The goals of the Paris agreement on climate are still within reach, according to BloombergNEF’s (BNEF) 2022 New Energy Outlook, released today, but action is needed to accelerate the shift to clean energy technologies.
The research firm looks into two scenarios for the global energy system until 2050. Its Net Zero Scenario shows that it is possible to keep temperature rises to 1.77 degrees Celsius and achieve net zero by 2050 with a rapid switch to clean power generation, electrification, as well as contribution from carbon capture and storage and hydrogen.
“Our Net Zero Scenario shows that a credible pathway to meet the goals of the Paris Agreement still exists, but getting there requires immediate action. Clean power deployment needs to quadruple by 2030, in addition to a major investment in carbon capture and storage, advanced nuclear technologies, and hydrogen,” said David Hostert, lead author of the report. This decade the world needs to invest USD 3 in low-carbon supply for every USD 1 invested in fossil-fuel supply, he added.
In the Net Zero Scenario, half of total emissions abated over the 2022-2050 period come from replacing fossil fuel generation with clean power. In the middle of the century, the global power system consists of 48% wind generation, 26% solar, 7% other renewables, 9% nuclear and a part of coal or gas with carbon capture.
Electrification of transport and industrial processes, buildings and heat with lower-carbon electricity accounts for about a quarter of the emissions abatement over the period. A combination of demand-side efficiency gains and recycling, hydrogen, bioenergy and carbon capture and storage provide the final quarter of emissions reductions. Hydrogen use increases from over 90 million tonnes today, which is mainly fossil-derived hydrogen, to about 500 million tonnes of clean hydrogen by 2050.
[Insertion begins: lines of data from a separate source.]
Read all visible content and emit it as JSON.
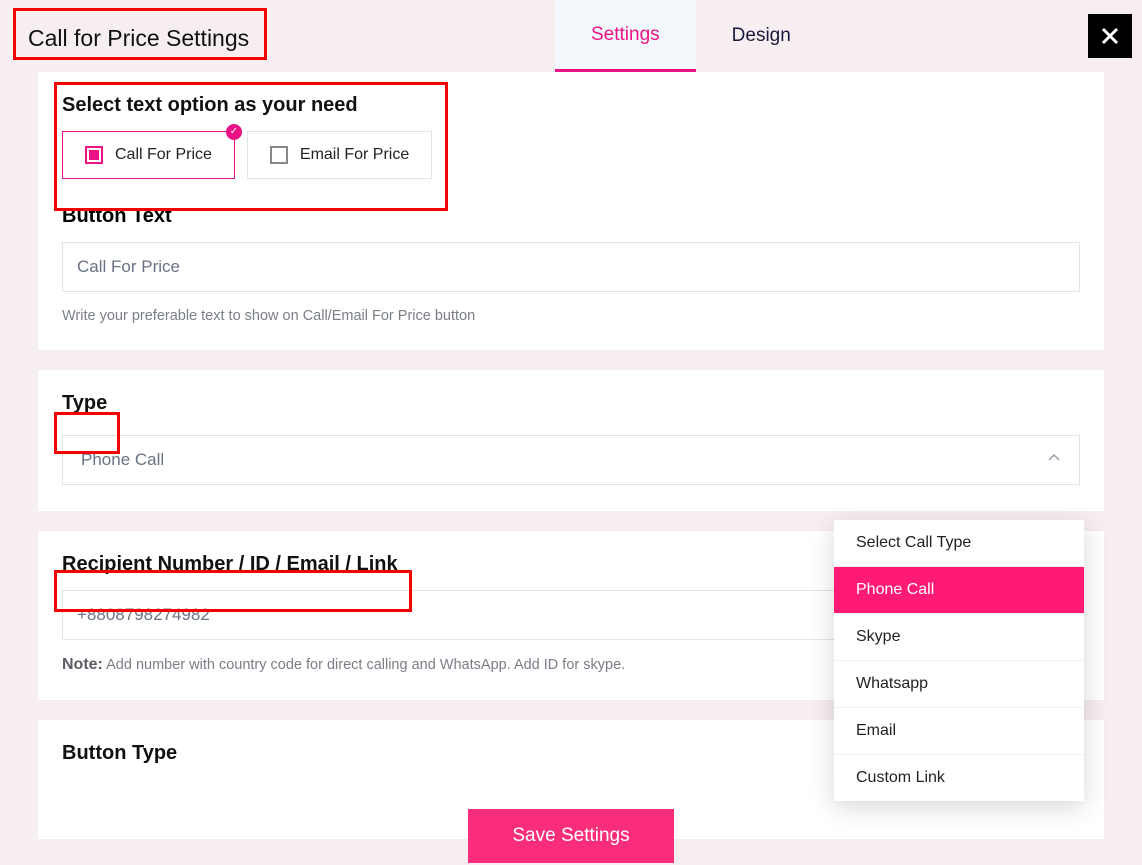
{
  "header": {
    "title": "Call for Price Settings",
    "tabs": [
      {
        "label": "Settings",
        "active": true
      },
      {
        "label": "Design",
        "active": false
      }
    ]
  },
  "text_option": {
    "heading": "Select text option as your need",
    "options": [
      {
        "label": "Call For Price",
        "selected": true
      },
      {
        "label": "Email For Price",
        "selected": false
      }
    ]
  },
  "button_text": {
    "label": "Button Text",
    "value": "Call For Price",
    "help": "Write your preferable text to show on Call/Email For Price button"
  },
  "type": {
    "label": "Type",
    "selected": "Phone Call",
    "options": [
      "Select Call Type",
      "Phone Call",
      "Skype",
      "Whatsapp",
      "Email",
      "Custom Link"
    ],
    "highlight_index": 1
  },
  "recipient": {
    "label": "Recipient Number / ID / Email / Link",
    "value": "+8808798274982",
    "note_label": "Note:",
    "note_text": "Add number with country code for direct calling and WhatsApp. Add ID for skype."
  },
  "button_type": {
    "label": "Button Type"
  },
  "save": {
    "label": "Save Settings"
  }
}
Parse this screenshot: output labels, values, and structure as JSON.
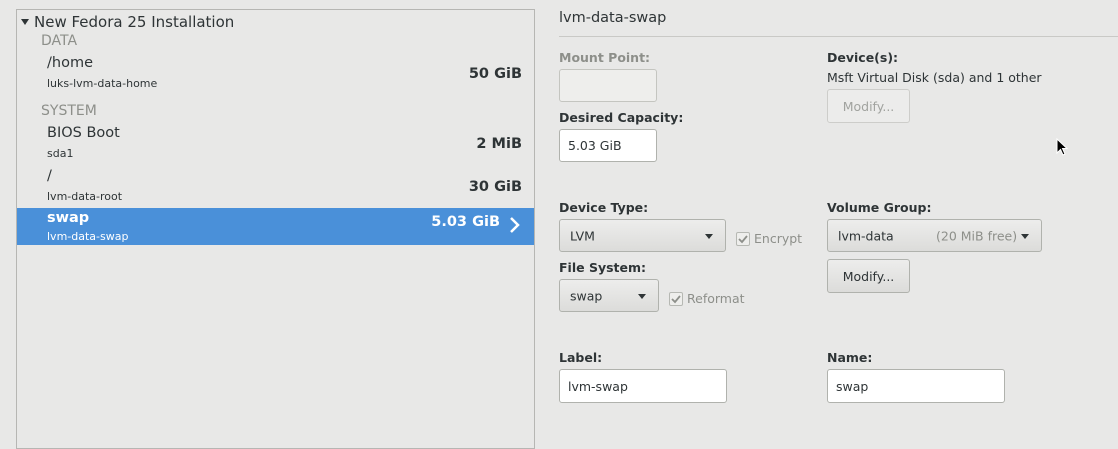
{
  "tree": {
    "header": "New Fedora 25 Installation",
    "groups": [
      {
        "label": "DATA",
        "items": [
          {
            "name": "/home",
            "sub": "luks-lvm-data-home",
            "size": "50 GiB"
          }
        ]
      },
      {
        "label": "SYSTEM",
        "items": [
          {
            "name": "BIOS Boot",
            "sub": "sda1",
            "size": "2 MiB"
          },
          {
            "name": "/",
            "sub": "lvm-data-root",
            "size": "30 GiB"
          },
          {
            "name": "swap",
            "sub": "lvm-data-swap",
            "size": "5.03 GiB",
            "selected": true
          }
        ]
      }
    ]
  },
  "details": {
    "title": "lvm-data-swap",
    "mount_point_label": "Mount Point:",
    "mount_point_value": "",
    "desired_capacity_label": "Desired Capacity:",
    "desired_capacity_value": "5.03 GiB",
    "devices_label": "Device(s):",
    "devices_value": "Msft Virtual Disk (sda) and 1 other",
    "devices_modify": "Modify...",
    "device_type_label": "Device Type:",
    "device_type_value": "LVM",
    "encrypt_label": "Encrypt",
    "encrypt_checked": true,
    "volume_group_label": "Volume Group:",
    "volume_group_value": "lvm-data",
    "volume_group_free": "(20 MiB free)",
    "volume_group_modify": "Modify...",
    "file_system_label": "File System:",
    "file_system_value": "swap",
    "reformat_label": "Reformat",
    "reformat_checked": true,
    "label_label": "Label:",
    "label_value": "lvm-swap",
    "name_label": "Name:",
    "name_value": "swap"
  },
  "colors": {
    "selection": "#4a90d9",
    "background": "#e8e8e7"
  }
}
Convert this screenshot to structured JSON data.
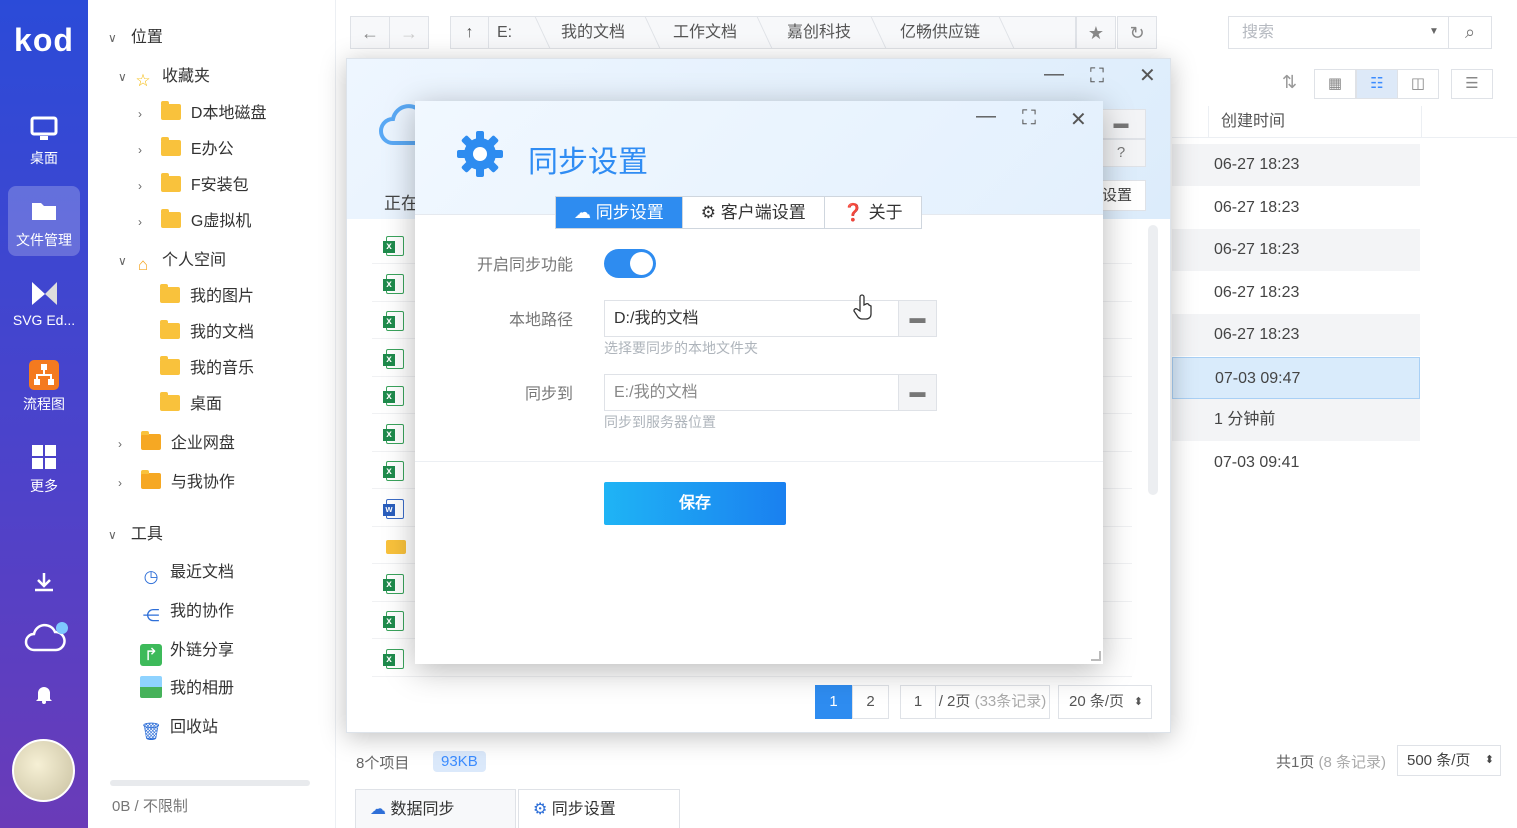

In BNEF's Economic Transition Scenario, renewable energy, whose competitiveness has increased in the global energy crisis, also experiences rapid growth. Wind and solar provide about two-thirds of the global power generation by 2050 in this scenario. Power sector emissions decline by 57%, and emissions in the transportation sector fall by 22% to 2050, driven by electric vehicles. Coal, oil and gas use all peak by the early 2030s. This, however, is insufficient, and the Economic Transition Scenario is consistent with 2.6 degress Celsius of global warming.
Hostert said that the two scenarios describe very different pathways for the energy transition. “Policy makers returning home from COP27 have an opportunity to start closing the so-called ‘implementation gap’, by removing barriers to the deployment of renewable energy and electric vehicles, accelerating the development of newer technologies like hydrogen and carbon capture, and actively managing the transition away from unabated fossil fuels,” he added.
The report also looks into nine countries that account for 63% of global emissions. It says that countries take different paths to net zero under the Net Zero Scenario. Developed countries, the US, UK, France, Germany, Japan and Australia, make fast emissions cuts in the current decade, while developing economies, India, Indonesia and the Rest of World, increase emissions for several more years before achieving rapid falls in later years. China's pathway is a mixture of both.